Greg: I’ve been told that, when it comes to gift giving, it’s the thought that counts. Which is why I’m giving up a personal treasure of mine. That’s right, a half melted sea salt and vanilla candle that I received from Baltimore at a white elephant exchange in 2007. In return, I expect Asheville to dig deep and find an affordable apartment I can move into next year. But what will my new apartment smell like? This regifting of the “Magi” might be more of a “Monkey’s Paw” situation.
Eric: All I want for Christmas from Asheville is some funding for the arts. We have a whole city full of creative people just looking for spaces to do things. I want venues, grants, opportunities for the creatives I love and admire who work in this town. Come on, Asheville: Give up some money. Nobody should have to drive to Charlotte to do their art. Have you been to Charlotte? It’s awful.
In return for this, my fondest Christmas wish, I will give up an appropriate and truly ironic thing: I will vow to stop using my secret parking spot where they never tow downtown. That’s right, my ace in the hole for every time I’m running late to a show. I am willing to give that up if it means comedy can flourish here, and for the record, I LOVE that parking spot. Sometimes I’ll park there even if I don’t need to go downtown. That’s how much I love it. I will give it up if that means we can get a dedicated comedy club in town. Preferably on O. Henry Avenue somewhere, you know, for bonus irony points.

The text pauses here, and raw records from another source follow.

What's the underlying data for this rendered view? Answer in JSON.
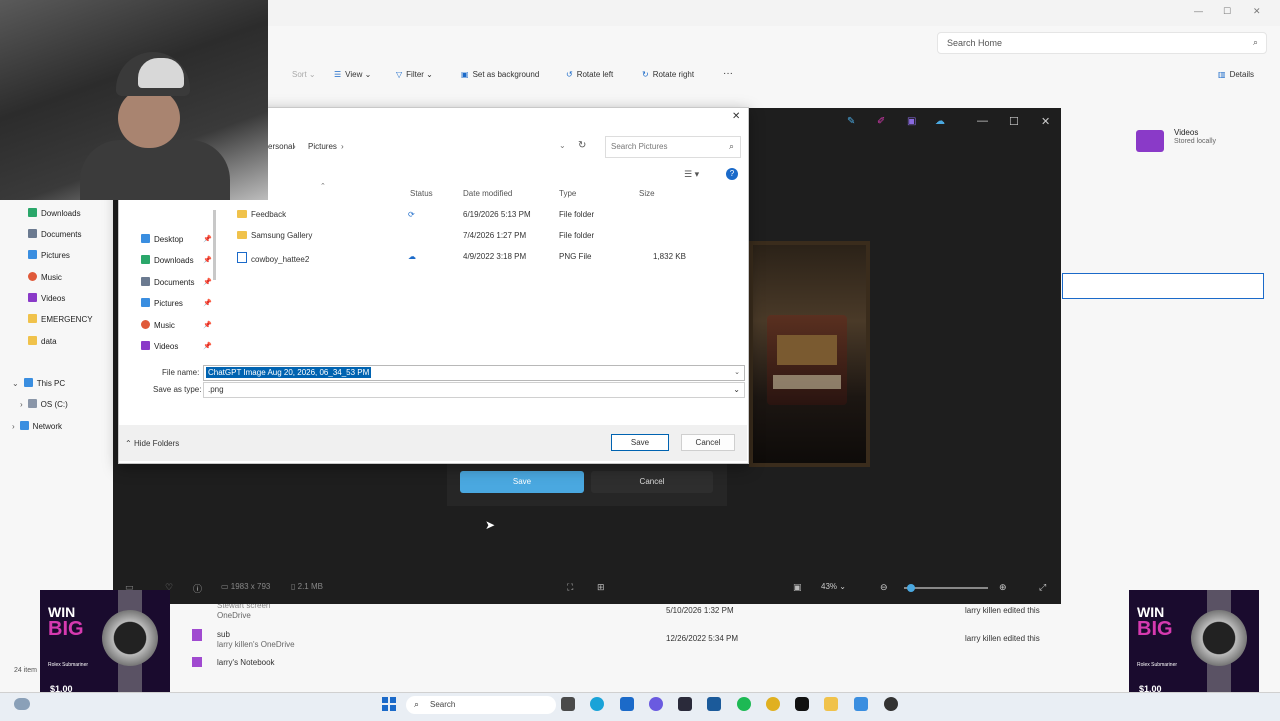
{
  "explorer": {
    "search_placeholder": "Search Home",
    "toolbar": {
      "sort": "Sort",
      "view": "View",
      "filter": "Filter",
      "set_background": "Set as background",
      "rotate_left": "Rotate left",
      "rotate_right": "Rotate right",
      "more": "···",
      "details": "Details"
    },
    "sidebar": [
      "Downloads",
      "Documents",
      "Pictures",
      "Music",
      "Videos",
      "EMERGENCY",
      "data"
    ],
    "this_pc": "This PC",
    "os_drive": "OS (C:)",
    "network": "Network",
    "videos_tile": {
      "title": "Videos",
      "subtitle": "Stored locally"
    },
    "rows": [
      {
        "name": "Stewart screen",
        "sub": "OneDrive",
        "date": "5/10/2026 1:32 PM",
        "activity": "larry killen edited this"
      },
      {
        "name": "sub",
        "sub": "larry killen's OneDrive",
        "date": "12/26/2022 5:34 PM",
        "activity": "larry killen edited this"
      },
      {
        "name": "larry's Notebook",
        "sub": "",
        "date": "",
        "activity": ""
      }
    ],
    "item_count": "24 item"
  },
  "photos": {
    "dimensions": "1983 x 793",
    "filesize": "2.1 MB",
    "zoom": "43%",
    "save_label": "Save",
    "cancel_label": "Cancel"
  },
  "dialog": {
    "breadcrumb": [
      "ersonal",
      "Pictures"
    ],
    "search_placeholder": "Search Pictures",
    "columns": {
      "status": "Status",
      "date": "Date modified",
      "type": "Type",
      "size": "Size"
    },
    "files": [
      {
        "name": "Feedback",
        "kind": "folder",
        "date": "6/19/2026 5:13 PM",
        "type": "File folder",
        "size": ""
      },
      {
        "name": "Samsung Gallery",
        "kind": "folder",
        "date": "7/4/2026 1:27 PM",
        "type": "File folder",
        "size": ""
      },
      {
        "name": "cowboy_hattee2",
        "kind": "png",
        "date": "4/9/2022 3:18 PM",
        "type": "PNG File",
        "size": "1,832 KB"
      }
    ],
    "nav": [
      "Desktop",
      "Downloads",
      "Documents",
      "Pictures",
      "Music",
      "Videos"
    ],
    "file_name_label": "File name:",
    "file_name_value": "ChatGPT Image Aug 20, 2026, 06_34_53 PM",
    "save_type_label": "Save as type:",
    "save_type_value": ".png",
    "hide_folders": "Hide Folders",
    "save_label": "Save",
    "cancel_label": "Cancel"
  },
  "ads": {
    "win": "WIN",
    "big": "BIG",
    "product": "Rolex Submariner",
    "price": "$1.00"
  },
  "taskbar": {
    "search": "Search"
  }
}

George: Damn, I really like Eric’s answer. But because you wanted to hear from four different people, here’s mine: After the Asheville City Council begins generously funding the arts, they should approve a half-percent increase in the local sales tax to fund a standalone karaoke bar; actually, a palace to karaoke! I mean, who doesn’t want the opportunity to sing into a microphone much to the chagrin of passersby? This karaoke Shangri-La would have a bunch of rooms people can rent so they can sing drunkenly off-key to their friends and a big old stage where wasted bachelorette parties from Shreveport can cluster around a microphone and try to woefully rap along with pre-flute Andre 3000. It would be karaoke every day and every night! Plus, there would be a small kitchen cranking out karaoke-compatible hors d’oeuvres like bacon-wrapped anything and racks of lamb. It would be great for locals, great for tourists, bad for glass trying to stay intact. In exchange, I will concede nothing. Karaoke is a human right.